%%

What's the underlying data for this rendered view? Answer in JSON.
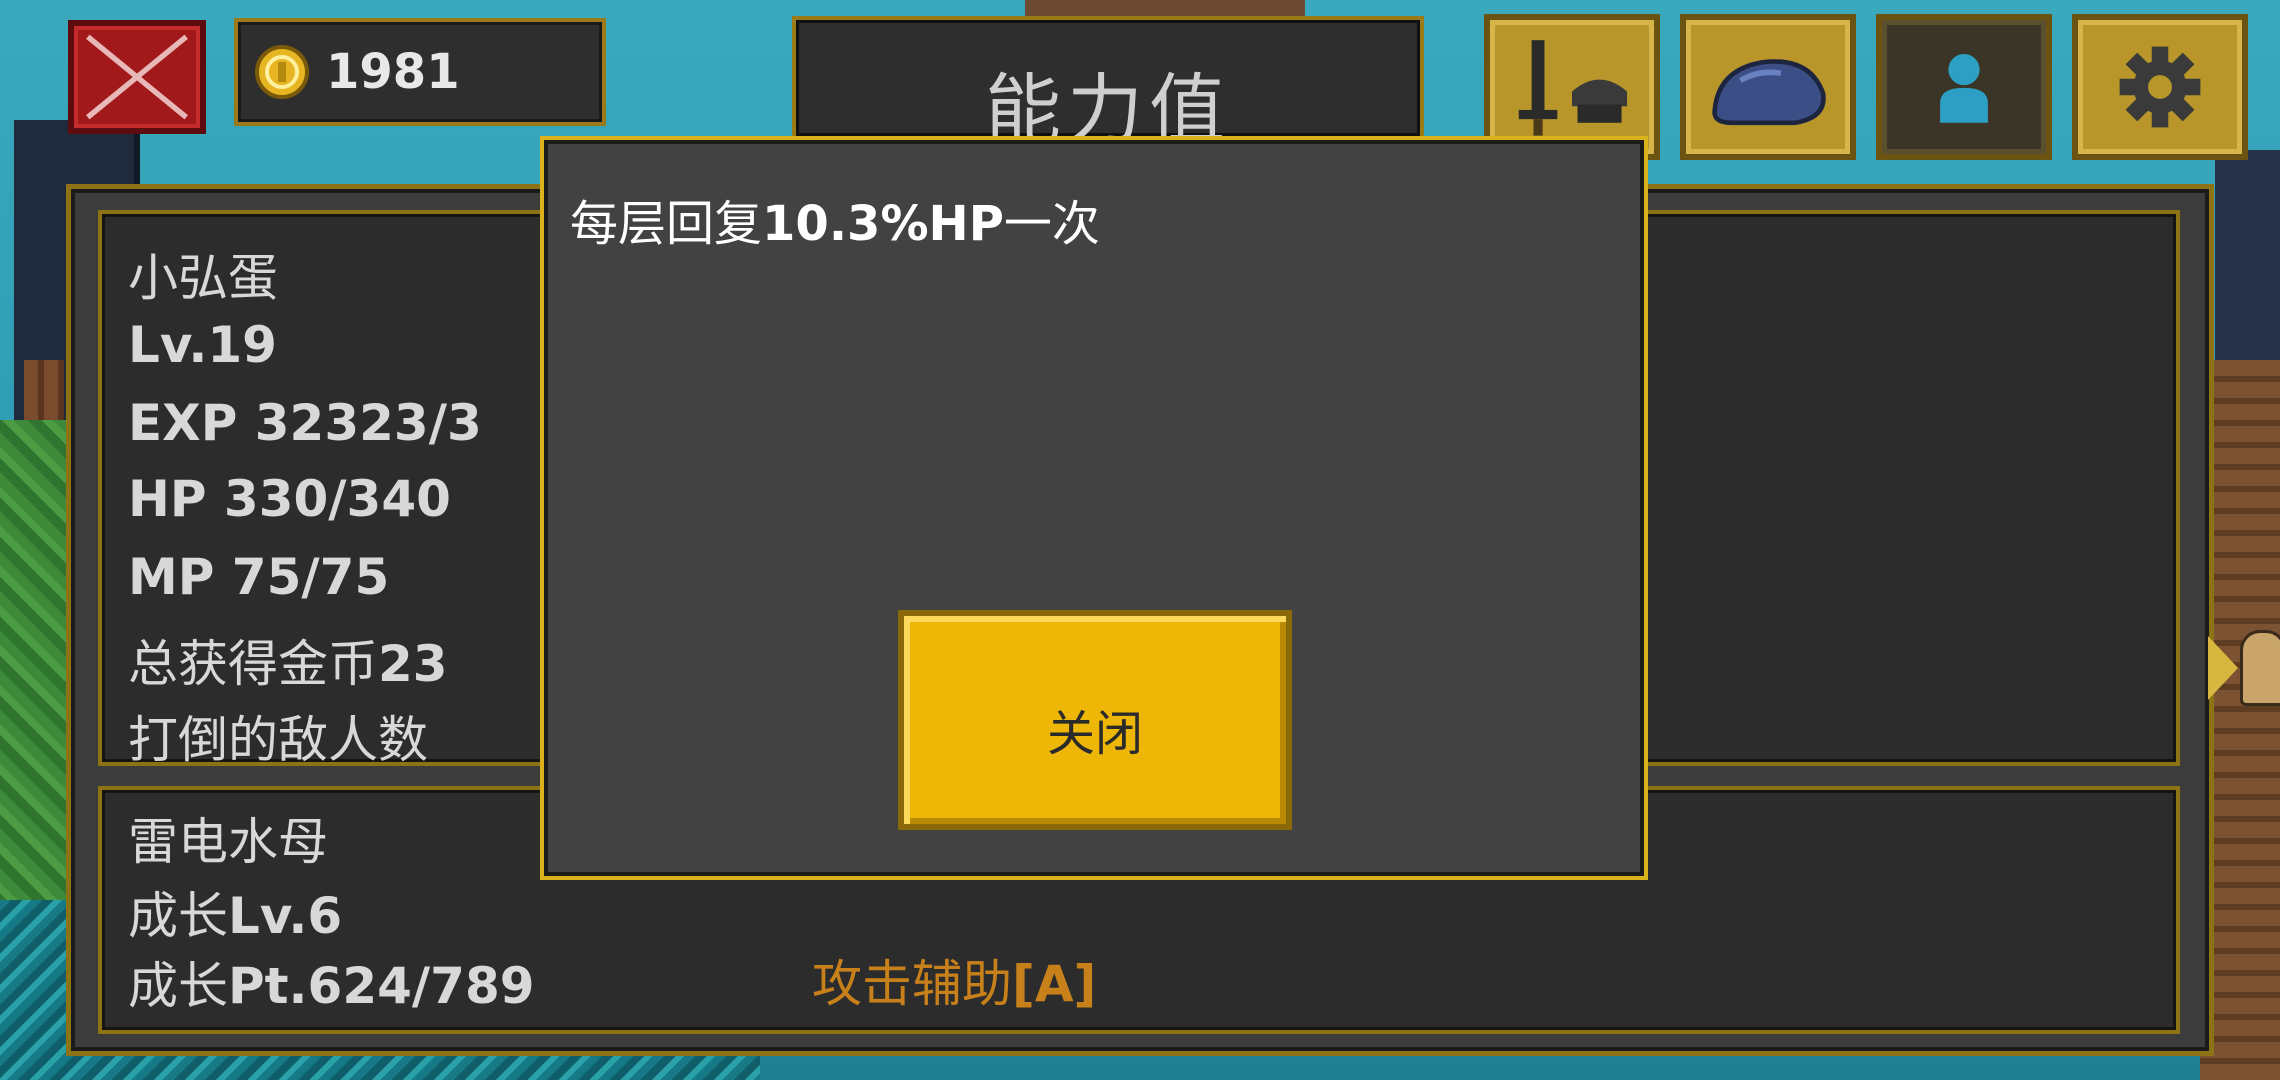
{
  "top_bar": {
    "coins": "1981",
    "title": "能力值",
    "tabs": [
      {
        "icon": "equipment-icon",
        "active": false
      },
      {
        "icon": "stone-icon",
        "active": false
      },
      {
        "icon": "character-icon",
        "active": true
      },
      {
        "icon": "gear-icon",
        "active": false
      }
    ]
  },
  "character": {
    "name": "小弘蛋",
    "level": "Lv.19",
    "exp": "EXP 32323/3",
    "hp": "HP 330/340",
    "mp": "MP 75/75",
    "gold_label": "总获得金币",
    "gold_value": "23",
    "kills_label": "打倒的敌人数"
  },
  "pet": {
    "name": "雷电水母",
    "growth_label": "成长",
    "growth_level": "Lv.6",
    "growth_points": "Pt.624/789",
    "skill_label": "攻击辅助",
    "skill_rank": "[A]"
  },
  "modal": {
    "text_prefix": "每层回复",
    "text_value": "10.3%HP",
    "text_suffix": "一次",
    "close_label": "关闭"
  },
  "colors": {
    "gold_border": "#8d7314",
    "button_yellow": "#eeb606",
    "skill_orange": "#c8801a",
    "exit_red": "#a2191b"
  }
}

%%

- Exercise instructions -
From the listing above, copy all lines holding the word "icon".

- Result for this task -
        "icon": "equipment-icon",
        "icon": "stone-icon",
        "icon": "character-icon",
        "icon": "gear-icon",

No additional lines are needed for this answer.